EXERCISE:
Give every entry below again, exactly as written, and skip the images.

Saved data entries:

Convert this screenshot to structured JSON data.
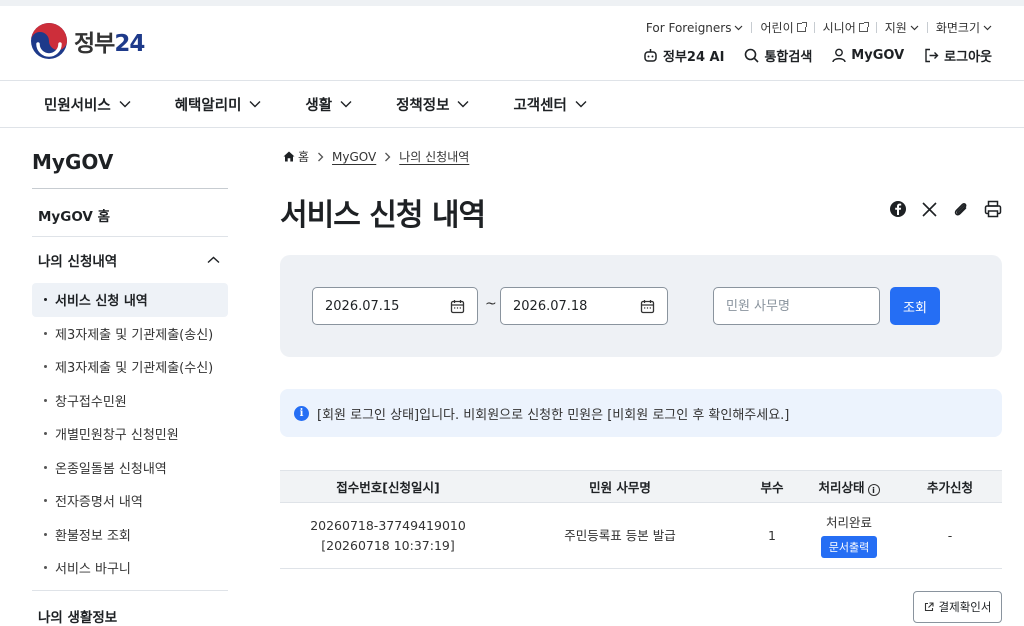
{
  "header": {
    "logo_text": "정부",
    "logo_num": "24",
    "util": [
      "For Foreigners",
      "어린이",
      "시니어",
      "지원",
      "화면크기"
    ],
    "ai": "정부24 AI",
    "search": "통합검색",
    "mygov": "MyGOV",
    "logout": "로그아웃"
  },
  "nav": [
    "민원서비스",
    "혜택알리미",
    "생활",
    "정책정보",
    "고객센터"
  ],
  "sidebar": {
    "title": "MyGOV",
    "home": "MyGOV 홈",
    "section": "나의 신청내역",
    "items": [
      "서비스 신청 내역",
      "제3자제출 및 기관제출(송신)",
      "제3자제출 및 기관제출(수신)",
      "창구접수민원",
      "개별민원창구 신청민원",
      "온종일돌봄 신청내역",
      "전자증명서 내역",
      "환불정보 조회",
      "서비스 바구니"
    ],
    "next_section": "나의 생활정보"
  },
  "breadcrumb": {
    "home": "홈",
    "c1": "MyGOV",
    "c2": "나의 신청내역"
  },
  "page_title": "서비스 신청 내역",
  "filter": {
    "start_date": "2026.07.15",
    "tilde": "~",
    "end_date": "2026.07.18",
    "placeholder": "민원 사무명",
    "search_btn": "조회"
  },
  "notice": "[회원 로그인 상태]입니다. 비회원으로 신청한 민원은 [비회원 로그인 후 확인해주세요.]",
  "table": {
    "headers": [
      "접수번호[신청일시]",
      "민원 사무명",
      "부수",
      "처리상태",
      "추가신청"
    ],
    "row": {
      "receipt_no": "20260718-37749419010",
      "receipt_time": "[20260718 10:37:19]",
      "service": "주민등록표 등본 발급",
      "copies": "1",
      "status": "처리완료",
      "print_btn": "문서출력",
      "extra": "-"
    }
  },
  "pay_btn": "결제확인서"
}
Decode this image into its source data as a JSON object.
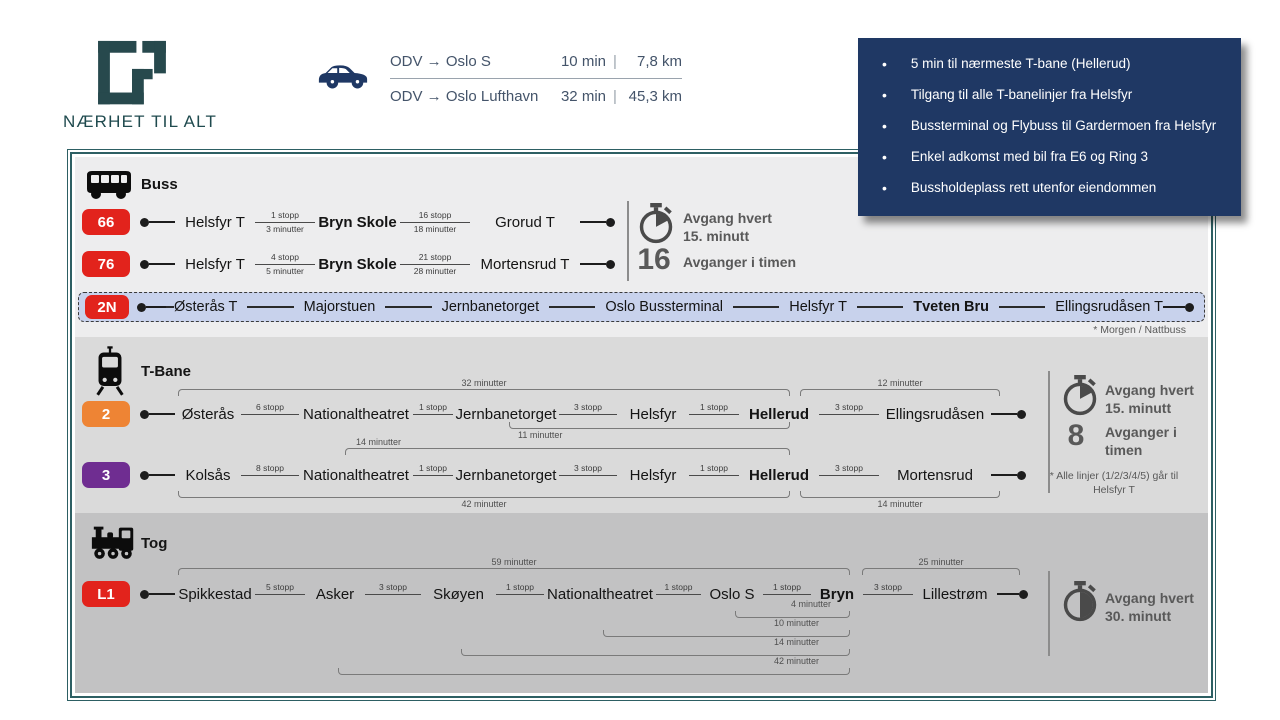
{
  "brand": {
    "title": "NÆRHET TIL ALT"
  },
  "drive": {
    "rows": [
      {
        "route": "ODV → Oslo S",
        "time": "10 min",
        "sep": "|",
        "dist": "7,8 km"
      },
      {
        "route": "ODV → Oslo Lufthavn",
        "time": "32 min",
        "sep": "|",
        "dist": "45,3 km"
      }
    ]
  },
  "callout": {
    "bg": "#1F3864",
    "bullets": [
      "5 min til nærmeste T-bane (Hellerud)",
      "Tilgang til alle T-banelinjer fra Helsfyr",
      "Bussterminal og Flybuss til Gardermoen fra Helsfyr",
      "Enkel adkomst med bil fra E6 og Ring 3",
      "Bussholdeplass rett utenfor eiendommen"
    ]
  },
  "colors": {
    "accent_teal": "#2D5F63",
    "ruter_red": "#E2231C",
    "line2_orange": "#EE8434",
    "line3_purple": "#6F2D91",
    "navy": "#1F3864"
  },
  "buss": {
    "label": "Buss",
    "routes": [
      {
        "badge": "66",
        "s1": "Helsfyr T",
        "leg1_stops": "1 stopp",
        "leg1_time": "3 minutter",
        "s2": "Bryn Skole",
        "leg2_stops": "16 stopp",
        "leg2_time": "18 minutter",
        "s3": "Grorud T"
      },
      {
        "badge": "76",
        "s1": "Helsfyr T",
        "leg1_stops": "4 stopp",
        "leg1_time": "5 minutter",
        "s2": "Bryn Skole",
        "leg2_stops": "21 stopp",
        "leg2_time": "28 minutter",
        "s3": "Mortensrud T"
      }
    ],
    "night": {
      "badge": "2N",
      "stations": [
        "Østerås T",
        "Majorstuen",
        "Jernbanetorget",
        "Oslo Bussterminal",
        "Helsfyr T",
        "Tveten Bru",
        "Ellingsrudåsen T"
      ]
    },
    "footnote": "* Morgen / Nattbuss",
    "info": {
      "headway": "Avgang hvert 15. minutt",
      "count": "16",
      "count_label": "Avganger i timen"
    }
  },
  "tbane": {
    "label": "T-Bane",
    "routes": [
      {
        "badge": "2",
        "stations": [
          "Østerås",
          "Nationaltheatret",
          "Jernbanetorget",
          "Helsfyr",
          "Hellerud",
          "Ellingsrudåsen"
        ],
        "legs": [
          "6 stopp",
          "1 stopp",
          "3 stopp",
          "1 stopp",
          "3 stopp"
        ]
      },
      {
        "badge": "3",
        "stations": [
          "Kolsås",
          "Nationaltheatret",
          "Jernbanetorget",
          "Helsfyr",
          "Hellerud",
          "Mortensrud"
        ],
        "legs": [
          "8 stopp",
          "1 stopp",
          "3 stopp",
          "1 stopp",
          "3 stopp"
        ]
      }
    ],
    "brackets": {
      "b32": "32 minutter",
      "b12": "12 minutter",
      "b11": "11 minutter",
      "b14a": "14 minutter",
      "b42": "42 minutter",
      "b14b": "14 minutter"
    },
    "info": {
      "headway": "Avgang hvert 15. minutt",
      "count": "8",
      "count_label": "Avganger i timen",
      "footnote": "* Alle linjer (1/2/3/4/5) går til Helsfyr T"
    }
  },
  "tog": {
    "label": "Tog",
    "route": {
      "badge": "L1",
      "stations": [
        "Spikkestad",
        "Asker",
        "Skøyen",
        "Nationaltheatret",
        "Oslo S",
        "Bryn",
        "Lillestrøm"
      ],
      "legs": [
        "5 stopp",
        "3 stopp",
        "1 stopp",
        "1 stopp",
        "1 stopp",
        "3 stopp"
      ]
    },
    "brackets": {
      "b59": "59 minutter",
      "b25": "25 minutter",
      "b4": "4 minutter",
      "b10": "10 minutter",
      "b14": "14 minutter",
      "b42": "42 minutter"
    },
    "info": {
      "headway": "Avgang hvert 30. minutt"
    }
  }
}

RESPONSE AREA:
Convert this screenshot to structured JSON data.
{
  "header": {
    "logo_text": "정부",
    "logo_num": "24",
    "util": [
      "For Foreigners",
      "어린이",
      "시니어",
      "지원",
      "화면크기"
    ],
    "ai": "정부24 AI",
    "search": "통합검색",
    "mygov": "MyGOV",
    "logout": "로그아웃"
  },
  "nav": [
    "민원서비스",
    "혜택알리미",
    "생활",
    "정책정보",
    "고객센터"
  ],
  "sidebar": {
    "title": "MyGOV",
    "home": "MyGOV 홈",
    "section": "나의 신청내역",
    "items": [
      "서비스 신청 내역",
      "제3자제출 및 기관제출(송신)",
      "제3자제출 및 기관제출(수신)",
      "창구접수민원",
      "개별민원창구 신청민원",
      "온종일돌봄 신청내역",
      "전자증명서 내역",
      "환불정보 조회",
      "서비스 바구니"
    ],
    "next_section": "나의 생활정보"
  },
  "breadcrumb": {
    "home": "홈",
    "c1": "MyGOV",
    "c2": "나의 신청내역"
  },
  "page_title": "서비스 신청 내역",
  "filter": {
    "start_date": "2026.07.15",
    "tilde": "~",
    "end_date": "2026.07.18",
    "placeholder": "민원 사무명",
    "search_btn": "조회"
  },
  "notice": "[회원 로그인 상태]입니다. 비회원으로 신청한 민원은 [비회원 로그인 후 확인해주세요.]",
  "table": {
    "headers": [
      "접수번호[신청일시]",
      "민원 사무명",
      "부수",
      "처리상태",
      "추가신청"
    ],
    "row": {
      "receipt_no": "20260718-37749419010",
      "receipt_time": "[20260718 10:37:19]",
      "service": "주민등록표 등본 발급",
      "copies": "1",
      "status": "처리완료",
      "print_btn": "문서출력",
      "extra": "-"
    }
  },
  "pay_btn": "결제확인서"
}
Decode this image into its source data as a JSON object.
{
  "brand": {
    "title": "NÆRHET TIL ALT"
  },
  "drive": {
    "rows": [
      {
        "route": "ODV → Oslo S",
        "time": "10 min",
        "sep": "|",
        "dist": "7,8 km"
      },
      {
        "route": "ODV → Oslo Lufthavn",
        "time": "32 min",
        "sep": "|",
        "dist": "45,3 km"
      }
    ]
  },
  "callout": {
    "bg": "#1F3864",
    "bullets": [
      "5 min til nærmeste T-bane (Hellerud)",
      "Tilgang til alle T-banelinjer fra Helsfyr",
      "Bussterminal og Flybuss til Gardermoen fra Helsfyr",
      "Enkel adkomst med bil fra E6 og Ring 3",
      "Bussholdeplass rett utenfor eiendommen"
    ]
  },
  "colors": {
    "accent_teal": "#2D5F63",
    "ruter_red": "#E2231C",
    "line2_orange": "#EE8434",
    "line3_purple": "#6F2D91",
    "navy": "#1F3864"
  },
  "buss": {
    "label": "Buss",
    "routes": [
      {
        "badge": "66",
        "s1": "Helsfyr T",
        "leg1_stops": "1 stopp",
        "leg1_time": "3 minutter",
        "s2": "Bryn Skole",
        "leg2_stops": "16 stopp",
        "leg2_time": "18 minutter",
        "s3": "Grorud T"
      },
      {
        "badge": "76",
        "s1": "Helsfyr T",
        "leg1_stops": "4 stopp",
        "leg1_time": "5 minutter",
        "s2": "Bryn Skole",
        "leg2_stops": "21 stopp",
        "leg2_time": "28 minutter",
        "s3": "Mortensrud T"
      }
    ],
    "night": {
      "badge": "2N",
      "stations": [
        "Østerås T",
        "Majorstuen",
        "Jernbanetorget",
        "Oslo Bussterminal",
        "Helsfyr T",
        "Tveten Bru",
        "Ellingsrudåsen T"
      ]
    },
    "footnote": "* Morgen / Nattbuss",
    "info": {
      "headway": "Avgang hvert 15. minutt",
      "count": "16",
      "count_label": "Avganger i timen"
    }
  },
  "tbane": {
    "label": "T-Bane",
    "routes": [
      {
        "badge": "2",
        "stations": [
          "Østerås",
          "Nationaltheatret",
          "Jernbanetorget",
          "Helsfyr",
          "Hellerud",
          "Ellingsrudåsen"
        ],
        "legs": [
          "6 stopp",
          "1 stopp",
          "3 stopp",
          "1 stopp",
          "3 stopp"
        ]
      },
      {
        "badge": "3",
        "stations": [
          "Kolsås",
          "Nationaltheatret",
          "Jernbanetorget",
          "Helsfyr",
          "Hellerud",
          "Mortensrud"
        ],
        "legs": [
          "8 stopp",
          "1 stopp",
          "3 stopp",
          "1 stopp",
          "3 stopp"
        ]
      }
    ],
    "brackets": {
      "b32": "32 minutter",
      "b12": "12 minutter",
      "b11": "11 minutter",
      "b14a": "14 minutter",
      "b42": "42 minutter",
      "b14b": "14 minutter"
    },
    "info": {
      "headway": "Avgang hvert 15. minutt",
      "count": "8",
      "count_label": "Avganger i timen",
      "footnote": "* Alle linjer (1/2/3/4/5) går til Helsfyr T"
    }
  },
  "tog": {
    "label": "Tog",
    "route": {
      "badge": "L1",
      "stations": [
        "Spikkestad",
        "Asker",
        "Skøyen",
        "Nationaltheatret",
        "Oslo S",
        "Bryn",
        "Lillestrøm"
      ],
      "legs": [
        "5 stopp",
        "3 stopp",
        "1 stopp",
        "1 stopp",
        "1 stopp",
        "3 stopp"
      ]
    },
    "brackets": {
      "b59": "59 minutter",
      "b25": "25 minutter",
      "b4": "4 minutter",
      "b10": "10 minutter",
      "b14": "14 minutter",
      "b42": "42 minutter"
    },
    "info": {
      "headway": "Avgang hvert 30. minutt"
    }
  }
}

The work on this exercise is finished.